It took me a while this year to acknowledge and accept the fact that most fitness and massage clients don’t really care what technique, tool, or modality I use, and what I use just aren’t that important to them. What matters more to my clients are my abilities to listen, provide and receive feedback, and adapt to address their problems. Thus, this is my journey of transition from the operator model to interactor model.
First, in my early years as a personal trainer at a box gym, I learned how to teach clients certain “corrective exercises” to “improve” their posture and body asymmetries, hoping that this would help them move better or be in less pain. I also learned how to use certain modalities of exercise, such as the BOSU (a new toy in 2002), cable machines, foam rollers, and other equipment that promised clients and trainers that they will get stronger, be more balanced, or burn more calories. Even as recent as 2011, I was still very convinced that the Functional Movement Screen (FMS) and posture assessments were the Holy Grail to improve clients’ daily function, sports performance, and pain relief.
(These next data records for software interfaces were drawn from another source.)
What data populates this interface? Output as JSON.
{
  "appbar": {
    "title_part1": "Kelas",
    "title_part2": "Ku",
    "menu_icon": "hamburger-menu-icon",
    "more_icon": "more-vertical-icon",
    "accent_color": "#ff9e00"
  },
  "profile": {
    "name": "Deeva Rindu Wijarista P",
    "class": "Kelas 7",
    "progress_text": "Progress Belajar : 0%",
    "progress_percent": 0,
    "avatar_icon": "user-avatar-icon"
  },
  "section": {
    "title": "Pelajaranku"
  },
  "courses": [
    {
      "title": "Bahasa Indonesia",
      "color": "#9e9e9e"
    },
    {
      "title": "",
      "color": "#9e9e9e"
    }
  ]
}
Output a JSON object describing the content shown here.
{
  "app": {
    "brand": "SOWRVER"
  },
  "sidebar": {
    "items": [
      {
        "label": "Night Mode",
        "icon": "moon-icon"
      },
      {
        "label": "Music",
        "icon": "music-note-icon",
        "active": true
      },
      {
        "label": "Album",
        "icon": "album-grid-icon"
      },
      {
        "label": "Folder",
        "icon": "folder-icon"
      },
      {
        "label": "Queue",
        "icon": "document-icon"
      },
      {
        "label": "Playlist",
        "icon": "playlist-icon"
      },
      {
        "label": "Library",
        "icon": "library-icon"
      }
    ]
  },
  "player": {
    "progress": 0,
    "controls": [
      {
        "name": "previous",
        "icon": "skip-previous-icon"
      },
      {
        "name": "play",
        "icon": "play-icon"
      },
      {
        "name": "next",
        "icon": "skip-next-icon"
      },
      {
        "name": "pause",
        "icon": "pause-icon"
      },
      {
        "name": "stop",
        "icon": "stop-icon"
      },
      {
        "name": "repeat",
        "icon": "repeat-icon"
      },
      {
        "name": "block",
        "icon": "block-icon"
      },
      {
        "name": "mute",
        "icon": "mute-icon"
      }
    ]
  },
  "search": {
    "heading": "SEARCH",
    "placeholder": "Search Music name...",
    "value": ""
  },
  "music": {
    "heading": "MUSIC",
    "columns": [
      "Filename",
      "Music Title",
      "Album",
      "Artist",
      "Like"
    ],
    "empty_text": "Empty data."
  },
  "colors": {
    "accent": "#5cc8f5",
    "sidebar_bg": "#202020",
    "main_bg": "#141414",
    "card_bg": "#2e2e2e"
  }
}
Let’s fast forward to early 2013 when I first enrolled in massage school. The 700-plus hour course for a standard massage therapy education and training in California also followed a similar pattern and philosophy that I had experienced in my fitness career. We were taught different modalities of massage: Swedish, “deep tissue sculpting,” NMT, etc. In Asian Healing Arts, I learned to follow a recipe for tui na massage that is supposed to alleviate symptoms in certain internal organ problems. In NMT, I learned to palpate certain areas on the body to find “trigger points” that is supposed to cause pain. The experience overall is the emphasis of the modality to “treat” certain problems by addressing the problem from outside to within.
In short, if so-and-so has this problem, use XYZ or DEF method to treat it. If the problem is resolved, the therapist or trainer gets most of the credit. If it is not resolved, then, well, I see two possible outcomes: The therapist or trainer gets most of the blame, or the case is ignored and only the cases that “worked” are confirmed and lauded.
Eventually, it took me some time to realize that most clients don’t really care what method I used or what toys I have. They didn’t care much whether I used certain type of deep tissue work, kettlebells, or rice bags. What mattered more to them is that they want their problem resolved and have somebody listen and understand their problem. Today, I find the latter a much more effective way to help them: Work with them, not just work on them.
This “novel” idea stemmed from a Facebook group discussion about two years ago when a gentleman named Will Stewart, who is a fellow massage therapist and fitness professional, brought up the terms “operator” and “interactor.” Originally published in the May 2011 issue of The Journal of Manual & Manipulatve Therapy by physical therapists Diane Jacobs and Jason Silvernail, the operator model of client care or patient treatment involves the health professional doing most of the work while the client or patient plays mostly a passive role. The operator also focuses more on the structural aspects of the body (e.g., muscles, fasciae).
For example, a massage therapist performs deep tissue compressions upon a client’s lumbar region with chronic low back pain. The client may or may not feel better after the work, and the outcome is based on the quality of the work.
In the interactor model, other factors are taken into context beyond the technique, such as the relationship and interaction between the practitioner and the client, the environment they are in, the client’s mindset, and each person’s cultural background. These factors interact with each other and play a role in the client’s outcome and the practitioner’s work.
For example, an interactive massage therapist might use a lighter and slower work to ease muscle tension instead of just grabbing the meat and mush it. He or she would also consider not only the clients’ biological factors (e.g. anatomy, physiology) but also their psychological, social life, and environment that may affect their problem. Thus, the biopsycholosocial model is what the interactor model is based on.
“An ‘interactor’ stance would be to remind oneself that that patient’s/client’s nervous system is responding to mechanical forces, and softening is occurring as a desirable result,” Diane Jacobs said in a Facebook chat. “No heuristics. No shortcuts in the breadcrumb trail between what the therapist is doing, and the outcome achieved. If the nervous system of the patient isn’t ready to reshape its sensory input or motor output representations, that muscle isn’t going to soften the way the therapist would like.”
Enabling clients to develop their own sense of control of their problems is the greatest gift I can offer to them. While there is still much to learn to apply this relatively new paradigm with my practice, I think this is something most medical, fitness, and allied health professionals should adopt in their practice. Wouldn’t you want to be in control of your own health rather than relying on someone or a product constantly?